(Collected data entries)
= Beginning of Section =

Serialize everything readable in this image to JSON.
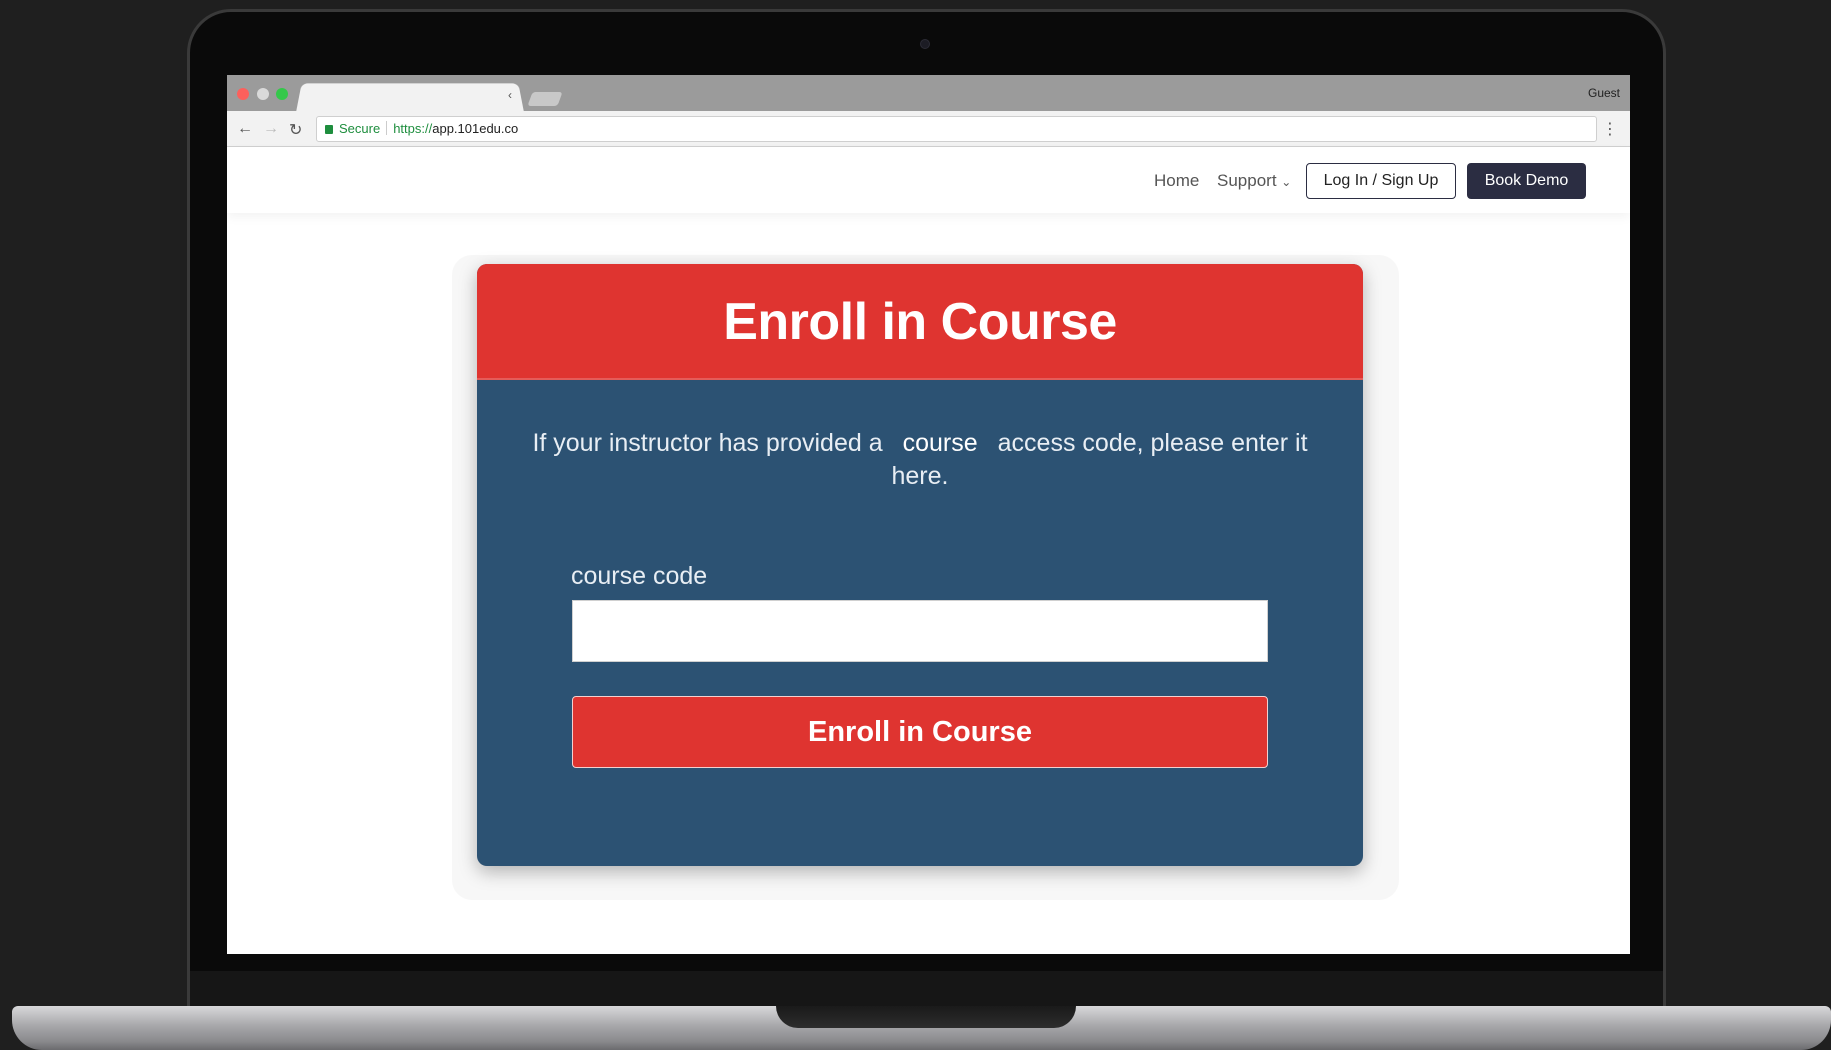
{
  "browser": {
    "profile_label": "Guest",
    "tab_close_glyph": "‹",
    "url": {
      "secure_label": "Secure",
      "scheme": "https://",
      "host": "app.101edu.co"
    }
  },
  "site_nav": {
    "home": "Home",
    "support": "Support",
    "support_chevron": "⌄",
    "login_signup": "Log In / Sign Up",
    "book_demo": "Book Demo"
  },
  "enroll_card": {
    "title": "Enroll in Course",
    "instructions_before": "If your instructor has provided a",
    "instructions_code_word": "course",
    "instructions_after": "access code, please enter it here.",
    "field_label": "course code",
    "input_value": "",
    "submit_label": "Enroll in Course"
  },
  "colors": {
    "header_red": "#df3430",
    "card_blue": "#2c5273",
    "demo_button": "#2b2d42"
  }
}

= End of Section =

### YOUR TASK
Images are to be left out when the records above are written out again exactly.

### REPLY
Serialize everything readable in this image to JSON.
{
  "browser": {
    "profile_label": "Guest",
    "tab_close_glyph": "‹",
    "url": {
      "secure_label": "Secure",
      "scheme": "https://",
      "host": "app.101edu.co"
    }
  },
  "site_nav": {
    "home": "Home",
    "support": "Support",
    "support_chevron": "⌄",
    "login_signup": "Log In / Sign Up",
    "book_demo": "Book Demo"
  },
  "enroll_card": {
    "title": "Enroll in Course",
    "instructions_before": "If your instructor has provided a",
    "instructions_code_word": "course",
    "instructions_after": "access code, please enter it here.",
    "field_label": "course code",
    "input_value": "",
    "submit_label": "Enroll in Course"
  },
  "colors": {
    "header_red": "#df3430",
    "card_blue": "#2c5273",
    "demo_button": "#2b2d42"
  }
}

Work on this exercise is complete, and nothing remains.